What is needed is each line of the data below that holds the string "head".

[Records from a dataset]
::::::

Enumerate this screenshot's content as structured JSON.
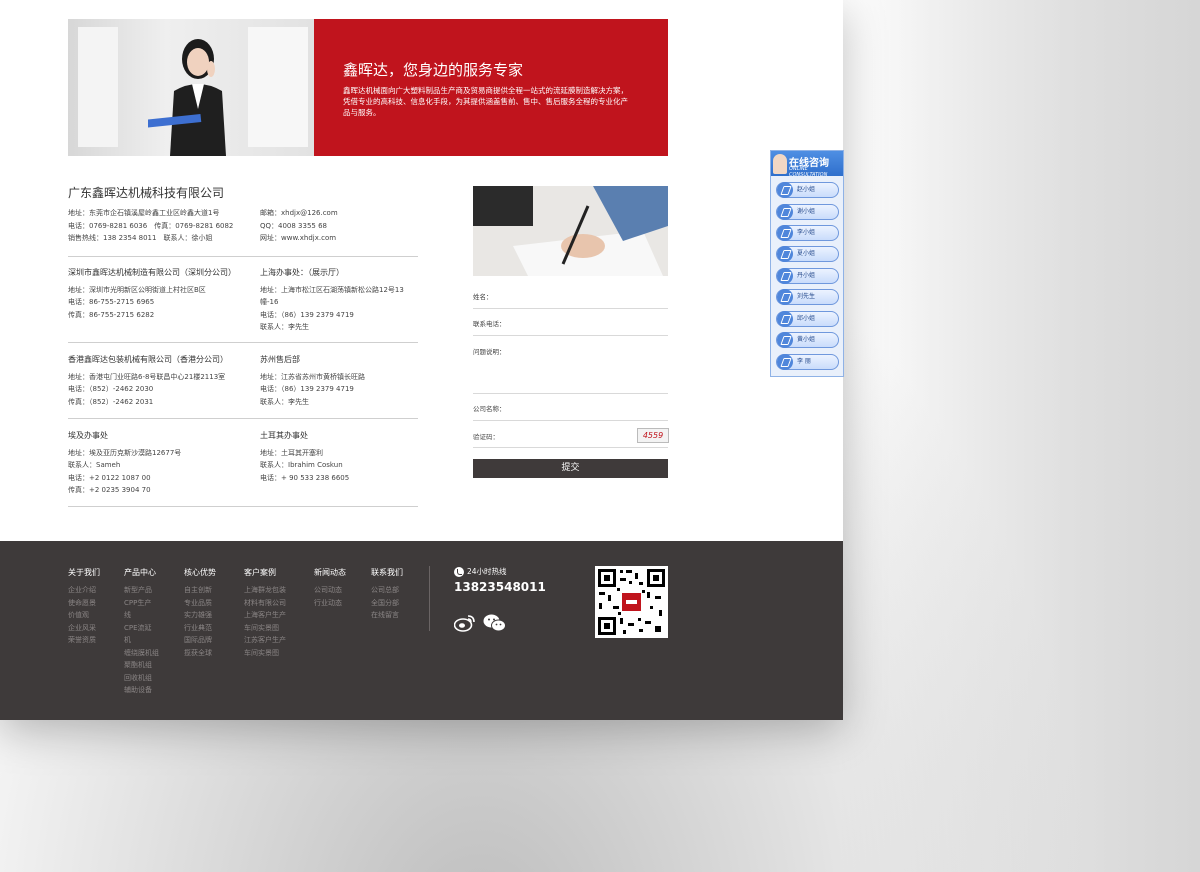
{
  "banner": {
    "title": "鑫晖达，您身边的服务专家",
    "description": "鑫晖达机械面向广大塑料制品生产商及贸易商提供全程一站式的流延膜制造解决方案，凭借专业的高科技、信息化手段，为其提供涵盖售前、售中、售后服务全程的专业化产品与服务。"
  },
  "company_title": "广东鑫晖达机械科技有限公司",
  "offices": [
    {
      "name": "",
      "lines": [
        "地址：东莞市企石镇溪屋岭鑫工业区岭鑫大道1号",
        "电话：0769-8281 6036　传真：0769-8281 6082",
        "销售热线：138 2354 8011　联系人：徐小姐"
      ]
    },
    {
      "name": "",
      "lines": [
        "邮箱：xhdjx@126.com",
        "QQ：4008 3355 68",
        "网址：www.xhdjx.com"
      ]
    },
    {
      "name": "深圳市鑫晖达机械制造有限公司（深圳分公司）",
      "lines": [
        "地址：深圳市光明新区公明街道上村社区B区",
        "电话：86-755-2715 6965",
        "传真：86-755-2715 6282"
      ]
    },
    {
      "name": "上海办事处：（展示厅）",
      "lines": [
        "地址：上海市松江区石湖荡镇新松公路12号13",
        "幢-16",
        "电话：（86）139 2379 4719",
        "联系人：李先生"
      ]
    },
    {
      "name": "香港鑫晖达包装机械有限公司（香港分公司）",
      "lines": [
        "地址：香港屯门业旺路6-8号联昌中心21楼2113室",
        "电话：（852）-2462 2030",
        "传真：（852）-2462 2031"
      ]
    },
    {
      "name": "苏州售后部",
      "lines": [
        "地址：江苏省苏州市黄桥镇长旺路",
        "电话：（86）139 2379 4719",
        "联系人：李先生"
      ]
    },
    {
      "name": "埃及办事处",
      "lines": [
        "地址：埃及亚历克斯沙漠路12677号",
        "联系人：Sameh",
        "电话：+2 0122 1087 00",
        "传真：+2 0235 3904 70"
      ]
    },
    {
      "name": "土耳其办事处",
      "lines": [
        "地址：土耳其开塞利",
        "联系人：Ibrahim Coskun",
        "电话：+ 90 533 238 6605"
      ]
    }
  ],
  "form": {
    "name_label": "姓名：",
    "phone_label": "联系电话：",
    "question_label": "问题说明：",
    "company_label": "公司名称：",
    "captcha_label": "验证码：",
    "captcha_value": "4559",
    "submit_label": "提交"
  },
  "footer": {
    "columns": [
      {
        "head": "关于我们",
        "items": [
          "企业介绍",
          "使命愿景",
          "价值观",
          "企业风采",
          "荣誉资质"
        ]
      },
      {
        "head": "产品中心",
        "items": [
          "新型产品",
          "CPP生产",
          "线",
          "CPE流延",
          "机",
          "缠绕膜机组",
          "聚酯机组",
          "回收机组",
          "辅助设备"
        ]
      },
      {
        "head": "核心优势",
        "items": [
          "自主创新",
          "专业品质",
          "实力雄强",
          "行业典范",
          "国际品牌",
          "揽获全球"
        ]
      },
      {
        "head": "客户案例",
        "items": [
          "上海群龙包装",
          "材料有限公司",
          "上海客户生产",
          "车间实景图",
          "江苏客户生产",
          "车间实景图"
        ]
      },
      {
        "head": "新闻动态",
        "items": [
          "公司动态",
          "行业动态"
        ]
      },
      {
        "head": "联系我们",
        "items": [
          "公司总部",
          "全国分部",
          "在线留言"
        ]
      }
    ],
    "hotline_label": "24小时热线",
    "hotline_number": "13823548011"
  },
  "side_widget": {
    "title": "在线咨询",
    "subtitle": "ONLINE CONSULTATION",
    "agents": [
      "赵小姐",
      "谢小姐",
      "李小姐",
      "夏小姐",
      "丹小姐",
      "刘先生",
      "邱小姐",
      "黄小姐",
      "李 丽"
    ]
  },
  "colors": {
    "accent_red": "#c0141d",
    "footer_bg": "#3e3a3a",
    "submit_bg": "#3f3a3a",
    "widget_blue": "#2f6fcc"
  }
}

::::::

- _Exercise output_:
        "head": "关于我们",
        "head": "产品中心",
        "head": "核心优势",
        "head": "客户案例",
        "head": "新闻动态",
        "head": "联系我们",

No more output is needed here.